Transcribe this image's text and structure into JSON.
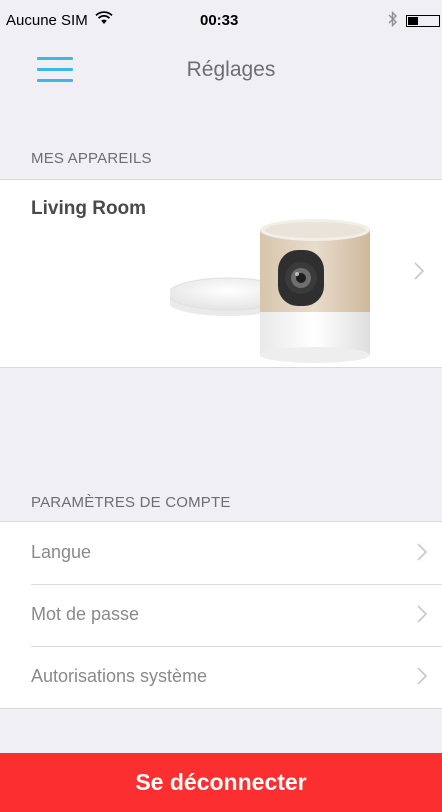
{
  "status_bar": {
    "carrier": "Aucune SIM",
    "time": "00:33",
    "wifi_icon": "wifi-icon",
    "bluetooth_icon": "bluetooth-icon",
    "battery_level": 0.3
  },
  "nav": {
    "title": "Réglages",
    "menu_icon": "hamburger-icon",
    "accent_color": "#3cb9e7"
  },
  "devices_section": {
    "header": "MES APPAREILS",
    "items": [
      {
        "name": "Living Room",
        "image": "camera-device-image"
      }
    ]
  },
  "account_section": {
    "header": "PARAMÈTRES DE COMPTE",
    "items": [
      {
        "label": "Langue"
      },
      {
        "label": "Mot de passe"
      },
      {
        "label": "Autorisations système"
      }
    ]
  },
  "logout": {
    "label": "Se déconnecter",
    "color": "#fb2f2f"
  }
}
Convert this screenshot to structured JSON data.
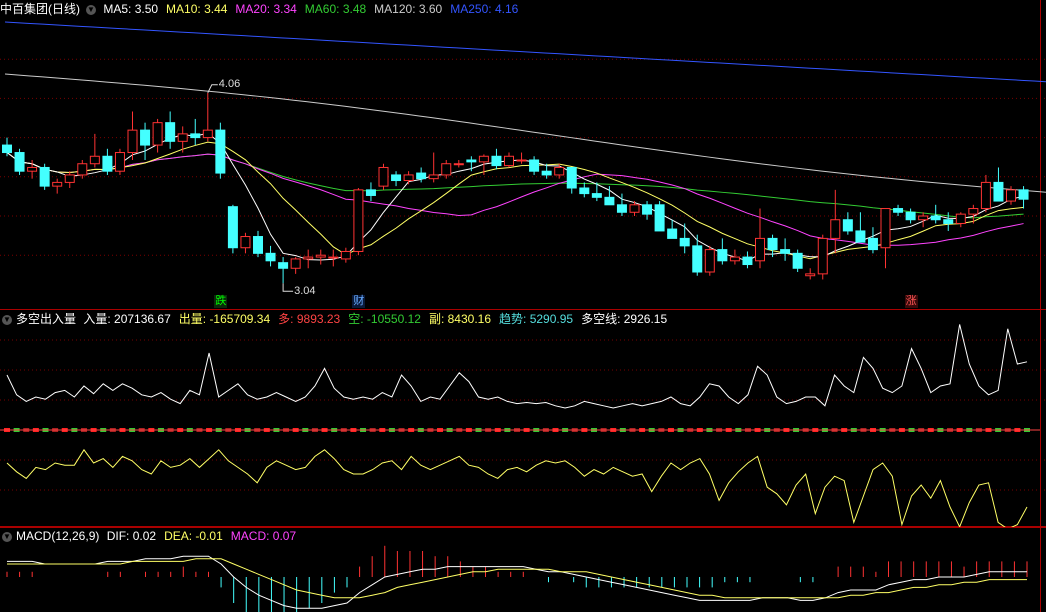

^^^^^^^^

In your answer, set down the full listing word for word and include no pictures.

### Answer for this exercise
Transcribe this image's text and structure into JSON.
{
  "status_bar": {
    "carrier": "Aucune SIM",
    "time": "00:33",
    "wifi_icon": "wifi-icon",
    "bluetooth_icon": "bluetooth-icon",
    "battery_level": 0.3
  },
  "nav": {
    "title": "Réglages",
    "menu_icon": "hamburger-icon",
    "accent_color": "#3cb9e7"
  },
  "devices_section": {
    "header": "MES APPAREILS",
    "items": [
      {
        "name": "Living Room",
        "image": "camera-device-image"
      }
    ]
  },
  "account_section": {
    "header": "PARAMÈTRES DE COMPTE",
    "items": [
      {
        "label": "Langue"
      },
      {
        "label": "Mot de passe"
      },
      {
        "label": "Autorisations système"
      }
    ]
  },
  "logout": {
    "label": "Se déconnecter",
    "color": "#fb2f2f"
  }
}
Convert this screenshot to structured JSON data.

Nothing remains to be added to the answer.